By Gareth Macdonald
Recombinant adeno-associated virus (rAAV) vectors are a cornerstone of genetic medicine. These hollow virus particles are used to deliver commercial gene therapies like Glybera and Luxturna, as well as many other candidates still in development.
Despite this, the biopharmaceutical industry has yet to find the most effective way of making rAAV vectors at scale. McKinsey analysts recently described vector production as one of the major challenges faced by gene therapy developers. And the situation is only going to get worse as the gene therapy market evolves and begins developing products for larger patient populations.
“With a shift beyond ultra-rare indications, viral-vector manufacturing requires rapid expansion to be able to address various diseases in the commercial space,” the analysts wrote, adding, “The broader application of viral vector-based gene therapies (for example, to more common diseases) requires higher yields and lower cost of goods (COGs).”
Soft sensing is a potential solution according a new study by researchers at the University of Ottawa and the Digital Technologies Research Center at Canada’s National Research Council, which suggests this type of monitoring and modeling can increase yields and make production cheaper.
“Soft sensors use physical or machine learning models that predict or estimate quantities of interest based on raw data. They consist of mathematical models that use data from a measurement device to predict a quantity of interest, which is used to generate new information about the bioprocess.”

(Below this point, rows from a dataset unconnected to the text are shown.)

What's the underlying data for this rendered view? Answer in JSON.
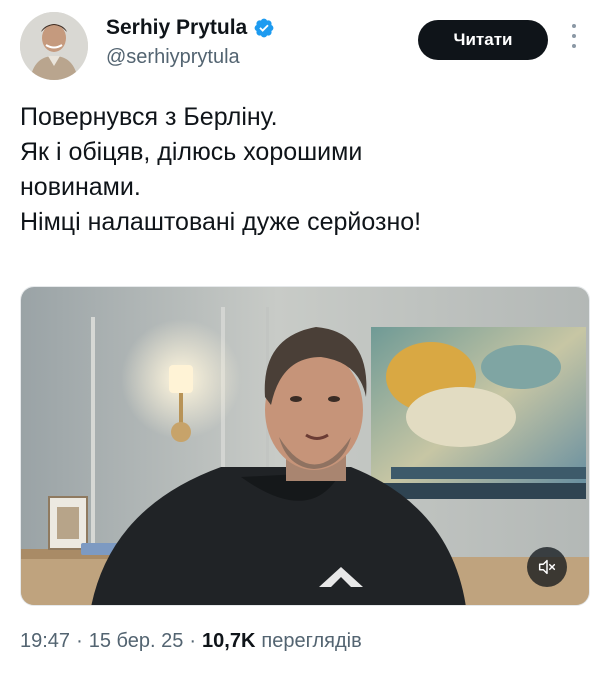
{
  "author": {
    "display_name": "Serhiy Prytula",
    "handle": "@serhiyprytula",
    "verified": true,
    "verified_color": "#1d9bf0"
  },
  "follow_button": {
    "label": "Читати"
  },
  "tweet": {
    "lines": [
      "Повернувся з Берліну.",
      "Як і обіцяв, ділюсь хорошими",
      "новинами.",
      "Німці налаштовані дуже серйозно!"
    ]
  },
  "media": {
    "type": "video",
    "muted_icon": "speaker-muted-icon"
  },
  "meta": {
    "time": "19:47",
    "date": "15 бер. 25",
    "views_count": "10,7K",
    "views_label": "переглядів",
    "separator": "·"
  },
  "colors": {
    "text_primary": "#0f1419",
    "text_secondary": "#536471",
    "button_bg": "#0f1419"
  }
}
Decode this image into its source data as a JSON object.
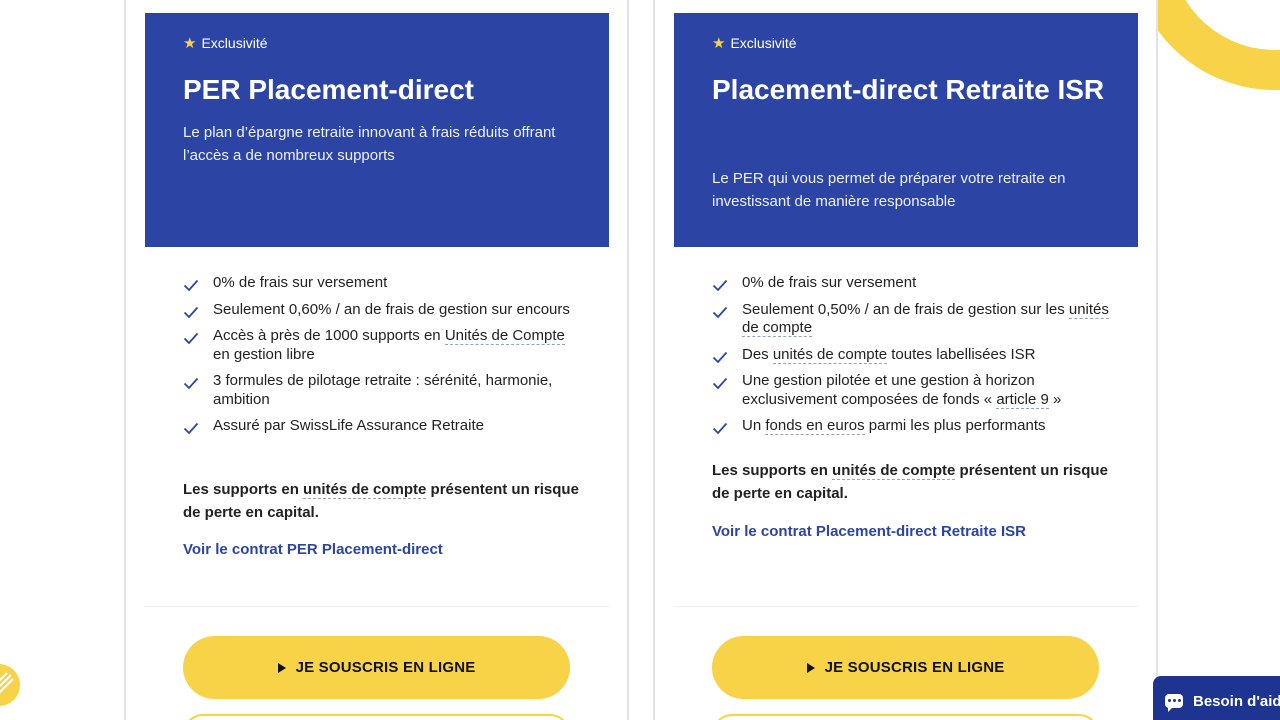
{
  "cards": [
    {
      "badge": "Exclusivité",
      "title": "PER Placement-direct",
      "description": "Le plan d’épargne retraite innovant à frais réduits offrant l’accès a de nombreux supports",
      "features": {
        "f1": "0% de frais sur versement",
        "f2": "Seulement 0,60% / an de frais de gestion sur encours",
        "f3_a": "Accès à près de 1000 supports en ",
        "f3_link": "Unités de Compte",
        "f3_b": " en gestion libre",
        "f4": "3 formules de pilotage retraite : sérénité, harmonie, ambition",
        "f5": "Assuré par SwissLife Assurance Retraite"
      },
      "risk_a": "Les supports en ",
      "risk_link": "unités de compte",
      "risk_b": " présentent un risque de perte en capital.",
      "contract_link": "Voir le contrat PER Placement-direct",
      "cta": "JE SOUSCRIS EN LIGNE"
    },
    {
      "badge": "Exclusivité",
      "title": "Placement-direct Retraite ISR",
      "description": "Le PER qui vous permet de préparer votre retraite en investissant de manière responsable",
      "features": {
        "f1": "0% de frais sur versement",
        "f2_a": "Seulement 0,50% / an de frais de gestion sur les ",
        "f2_link": "unités de compte",
        "f3_a": "Des ",
        "f3_link": "unités de compte",
        "f3_b": " toutes labellisées ISR",
        "f4_a": "Une gestion pilotée et une gestion à horizon exclusivement composées de fonds « ",
        "f4_link": "article 9",
        "f4_b": " »",
        "f5_a": "Un ",
        "f5_link": "fonds en euros",
        "f5_b": " parmi les plus performants"
      },
      "risk_a": "Les supports en ",
      "risk_link": "unités de compte",
      "risk_b": " présentent un risque de perte en capital.",
      "contract_link": "Voir le contrat Placement-direct Retraite ISR",
      "cta": "JE SOUSCRIS EN LIGNE"
    }
  ],
  "chat": {
    "label": "Besoin d'aide"
  },
  "colors": {
    "primary_blue": "#2c44a4",
    "accent_yellow": "#f8d347",
    "chat_blue": "#1e3491"
  },
  "icons": {
    "badge": "star-icon",
    "feature": "check-icon",
    "cta": "play-icon",
    "chat": "chat-bubble-icon"
  }
}
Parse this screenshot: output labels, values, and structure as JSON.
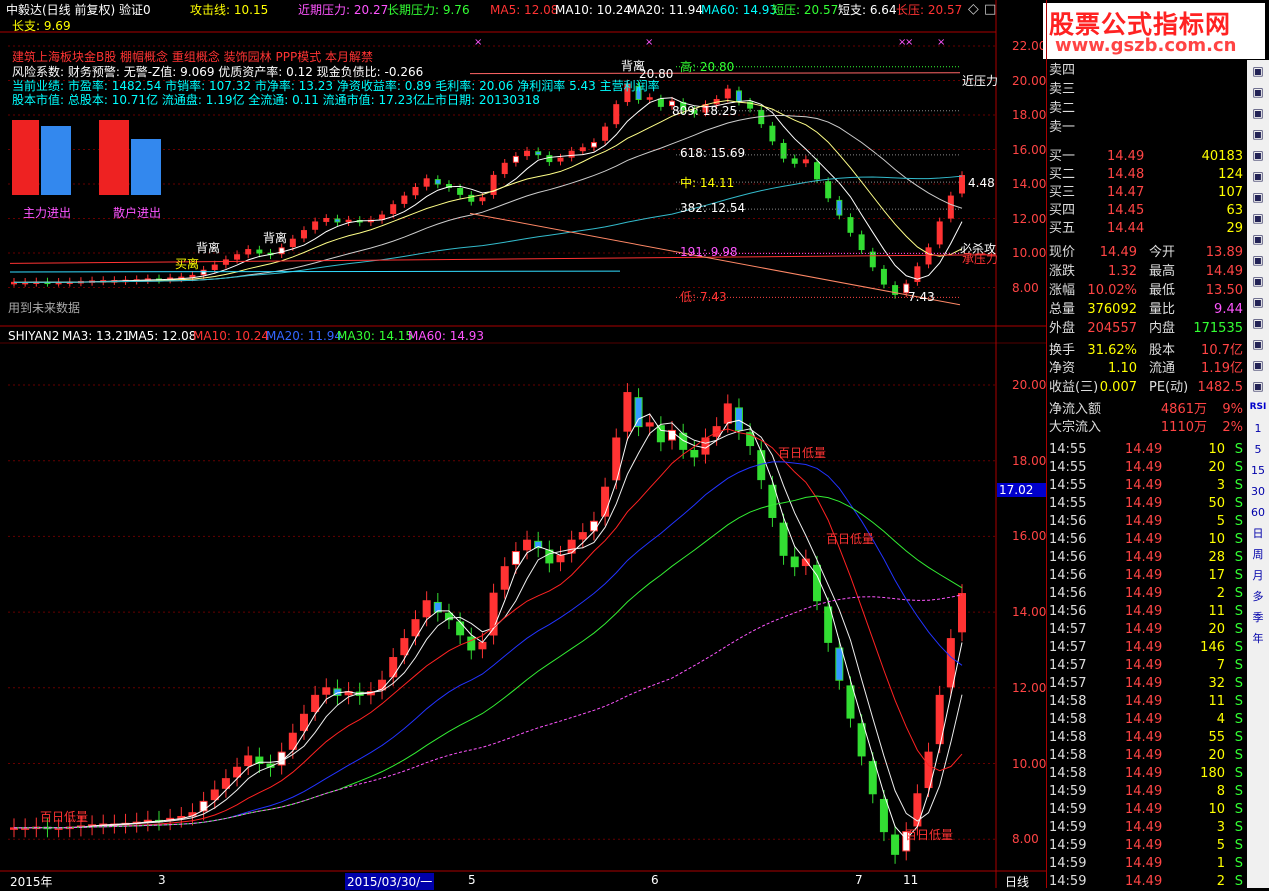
{
  "window": {
    "title": "中毅达(日线 前复权) 验证0",
    "attack_line": "攻击线: 10.15",
    "near_pressure": "近期压力: 20.27",
    "long_pressure": "长期压力: 9.76",
    "ma5": "MA5: 12.08",
    "ma10": "MA10: 10.24",
    "ma20": "MA20: 11.94",
    "ma60": "MA60: 14.93",
    "short_pressure": "短压: 20.57",
    "short_support": "短支: 6.64",
    "long_press2": "长压: 20.57",
    "long_support": "长支: 9.69"
  },
  "logo": {
    "line1": "股票公式指标网",
    "line2": "www.gszb.com.cn"
  },
  "info": {
    "concepts": "建筑上海板块金B股 棚帽概念 重组概念 装饰园林 PPP模式 本月解禁",
    "risk": "风险系数: 财务预警: 无警-Z值: 9.069 优质资产率: 0.12 现金负债比: -0.266",
    "performance": "当前业绩: 市盈率: 1482.54 市销率: 107.32 市净率: 13.23 净资收益率: 0.89 毛利率: 20.06 净利润率 5.43 主营利润率",
    "capital": "股本市值: 总股本: 10.71亿 流通盘: 1.19亿 全流通: 0.11 流通市值: 17.23亿",
    "listing": "上市日期: 20130318",
    "future_data": "用到未来数据"
  },
  "flow_bars": {
    "main": "主力进出",
    "retail": "散户进出"
  },
  "upper_levels": {
    "high": "高: 20.80",
    "l618": "618: 15.69",
    "mid": "中: 14.11",
    "l382": "382: 12.54",
    "l191": "191: 9.98",
    "low": "低: 7.43",
    "l809": "809: 18.25",
    "peak": "20.80",
    "near_press": "近压力",
    "kill": "必杀攻",
    "resist": "承压力",
    "last_price": "4.48",
    "low_mark": "7.43",
    "divergence1": "背离",
    "divergence2": "背离",
    "divergence3": "背离",
    "buy_mark": "买离"
  },
  "upper_axis": [
    "22.00",
    "20.00",
    "18.00",
    "16.00",
    "14.00",
    "12.00",
    "10.00",
    "8.00"
  ],
  "lower_header": {
    "name": "SHIYAN2",
    "ma3": "MA3: 13.21",
    "ma5": "MA5: 12.08",
    "ma10": "MA10: 10.24",
    "ma20": "MA20: 11.94",
    "ma30": "MA30: 14.15",
    "ma60": "MA60: 14.93"
  },
  "lower_axis": [
    "20.00",
    "18.00",
    "16.00",
    "14.00",
    "12.00",
    "10.00",
    "8.00"
  ],
  "lower_marks": {
    "cur_price": "17.02",
    "low1": "百日低量",
    "low2": "百日低量",
    "low3": "百日低量",
    "low4": "百日低量"
  },
  "date_axis": [
    "2015年",
    "3",
    "2015/03/30/一",
    "5",
    "6",
    "7",
    "11"
  ],
  "period_label": "日线",
  "order_book": {
    "sell": [
      {
        "label": "卖四",
        "price": "",
        "vol": ""
      },
      {
        "label": "卖三",
        "price": "",
        "vol": ""
      },
      {
        "label": "卖二",
        "price": "",
        "vol": ""
      },
      {
        "label": "卖一",
        "price": "",
        "vol": ""
      }
    ],
    "buy": [
      {
        "label": "买一",
        "price": "14.49",
        "vol": "40183"
      },
      {
        "label": "买二",
        "price": "14.48",
        "vol": "124"
      },
      {
        "label": "买三",
        "price": "14.47",
        "vol": "107"
      },
      {
        "label": "买四",
        "price": "14.45",
        "vol": "63"
      },
      {
        "label": "买五",
        "price": "14.44",
        "vol": "29"
      }
    ]
  },
  "stats": [
    {
      "l1": "现价",
      "v1": "14.49",
      "l2": "今开",
      "v2": "13.89"
    },
    {
      "l1": "涨跌",
      "v1": "1.32",
      "l2": "最高",
      "v2": "14.49"
    },
    {
      "l1": "涨幅",
      "v1": "10.02%",
      "l2": "最低",
      "v2": "13.50"
    },
    {
      "l1": "总量",
      "v1": "376092",
      "l2": "量比",
      "v2": "9.44"
    },
    {
      "l1": "外盘",
      "v1": "204557",
      "l2": "内盘",
      "v2": "171535"
    },
    {
      "l1": "换手",
      "v1": "31.62%",
      "l2": "股本",
      "v2": "10.7亿"
    },
    {
      "l1": "净资",
      "v1": "1.10",
      "l2": "流通",
      "v2": "1.19亿"
    },
    {
      "l1": "收益(三)",
      "v1": "0.007",
      "l2": "PE(动)",
      "v2": "1482.5"
    }
  ],
  "flows": [
    {
      "label": "净流入额",
      "value": "4861万",
      "pct": "9%"
    },
    {
      "label": "大宗流入",
      "value": "1110万",
      "pct": "2%"
    }
  ],
  "ticks": [
    {
      "t": "14:55",
      "p": "14.49",
      "v": "10",
      "s": "S"
    },
    {
      "t": "14:55",
      "p": "14.49",
      "v": "20",
      "s": "S"
    },
    {
      "t": "14:55",
      "p": "14.49",
      "v": "3",
      "s": "S"
    },
    {
      "t": "14:55",
      "p": "14.49",
      "v": "50",
      "s": "S"
    },
    {
      "t": "14:56",
      "p": "14.49",
      "v": "5",
      "s": "S"
    },
    {
      "t": "14:56",
      "p": "14.49",
      "v": "10",
      "s": "S"
    },
    {
      "t": "14:56",
      "p": "14.49",
      "v": "28",
      "s": "S"
    },
    {
      "t": "14:56",
      "p": "14.49",
      "v": "17",
      "s": "S"
    },
    {
      "t": "14:56",
      "p": "14.49",
      "v": "2",
      "s": "S"
    },
    {
      "t": "14:56",
      "p": "14.49",
      "v": "11",
      "s": "S"
    },
    {
      "t": "14:57",
      "p": "14.49",
      "v": "20",
      "s": "S"
    },
    {
      "t": "14:57",
      "p": "14.49",
      "v": "146",
      "s": "S"
    },
    {
      "t": "14:57",
      "p": "14.49",
      "v": "7",
      "s": "S"
    },
    {
      "t": "14:57",
      "p": "14.49",
      "v": "32",
      "s": "S"
    },
    {
      "t": "14:58",
      "p": "14.49",
      "v": "11",
      "s": "S"
    },
    {
      "t": "14:58",
      "p": "14.49",
      "v": "4",
      "s": "S"
    },
    {
      "t": "14:58",
      "p": "14.49",
      "v": "55",
      "s": "S"
    },
    {
      "t": "14:58",
      "p": "14.49",
      "v": "20",
      "s": "S"
    },
    {
      "t": "14:58",
      "p": "14.49",
      "v": "180",
      "s": "S"
    },
    {
      "t": "14:59",
      "p": "14.49",
      "v": "8",
      "s": "S"
    },
    {
      "t": "14:59",
      "p": "14.49",
      "v": "10",
      "s": "S"
    },
    {
      "t": "14:59",
      "p": "14.49",
      "v": "3",
      "s": "S"
    },
    {
      "t": "14:59",
      "p": "14.49",
      "v": "5",
      "s": "S"
    },
    {
      "t": "14:59",
      "p": "14.49",
      "v": "1",
      "s": "S"
    },
    {
      "t": "14:59",
      "p": "14.49",
      "v": "2",
      "s": "S"
    }
  ],
  "toolbar": [
    "1",
    "5",
    "15",
    "30",
    "60",
    "日",
    "周",
    "月",
    "多",
    "季",
    "年"
  ],
  "toolbar_icons": [
    "RSI"
  ],
  "chart_data": {
    "type": "candlestick",
    "closes": [
      8.3,
      8.3,
      8.32,
      8.3,
      8.3,
      8.32,
      8.35,
      8.38,
      8.4,
      8.4,
      8.42,
      8.45,
      8.5,
      8.48,
      8.55,
      8.6,
      8.7,
      9.0,
      9.3,
      9.6,
      9.9,
      10.2,
      10.0,
      9.9,
      10.3,
      10.8,
      11.3,
      11.8,
      12.0,
      11.8,
      11.9,
      11.8,
      11.9,
      12.2,
      12.8,
      13.3,
      13.8,
      14.3,
      14.0,
      13.8,
      13.4,
      13.0,
      13.2,
      14.5,
      15.2,
      15.6,
      15.9,
      15.7,
      15.3,
      15.5,
      15.9,
      16.1,
      16.4,
      17.3,
      18.6,
      19.8,
      18.9,
      19.0,
      18.5,
      18.8,
      18.3,
      18.1,
      18.6,
      18.9,
      19.5,
      18.8,
      18.4,
      17.5,
      16.5,
      15.5,
      15.2,
      15.4,
      14.3,
      13.2,
      12.2,
      11.2,
      10.2,
      9.2,
      8.2,
      7.6,
      8.2,
      9.2,
      10.3,
      11.8,
      13.3,
      14.49
    ]
  }
}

The authors say while biopharma is investing millions in serum-free suspension, stable cell lines, helper-dependent AAV systems, and other methods like baculovirus-insect cells to improve yields and vector quality, use of cheaper soft sensing has been limited. And this, they argue, is a missed opportunity given that soft sensing is cheaper and more impactful than other vector yield boosting efforts.
“A typical production run of an rAAV-vector treatment utilizing high-yield cell lines and large-capacity bioreactors may only produce ten doses of a systemic gene therapy from a single batch at the cost of about $100,000 per dosage.
“Consequently, any technological advancement that decreases the cost per dose would be immediately advantageous. Soft sensors provide a fast and low-cost approach to control and monitor the bioprocesses by enabling real-time screening and control of critical process variables of the upstream process to ensure product quality and process consistency.”
Increased use of soft sensors also fits with growing biopharmaceutical industry interest in digital technologies and real-time processes monitoring, according to the authors.
“Soft sensors are a crucial enabler of Biopharma 4.0 since it enables real-time monitoring of variables that are difficult to measure directly or that can only be measured at a low sampling frequency. This is a vital step towards the digital transformation of bioprocesses.
“The application of soft sensors in upstream rAAV production can contribute to the reduction of time and production costs, the generation of relevant data, improved control of bioprocesses, increased product quality, and the reduction of raw material waste.”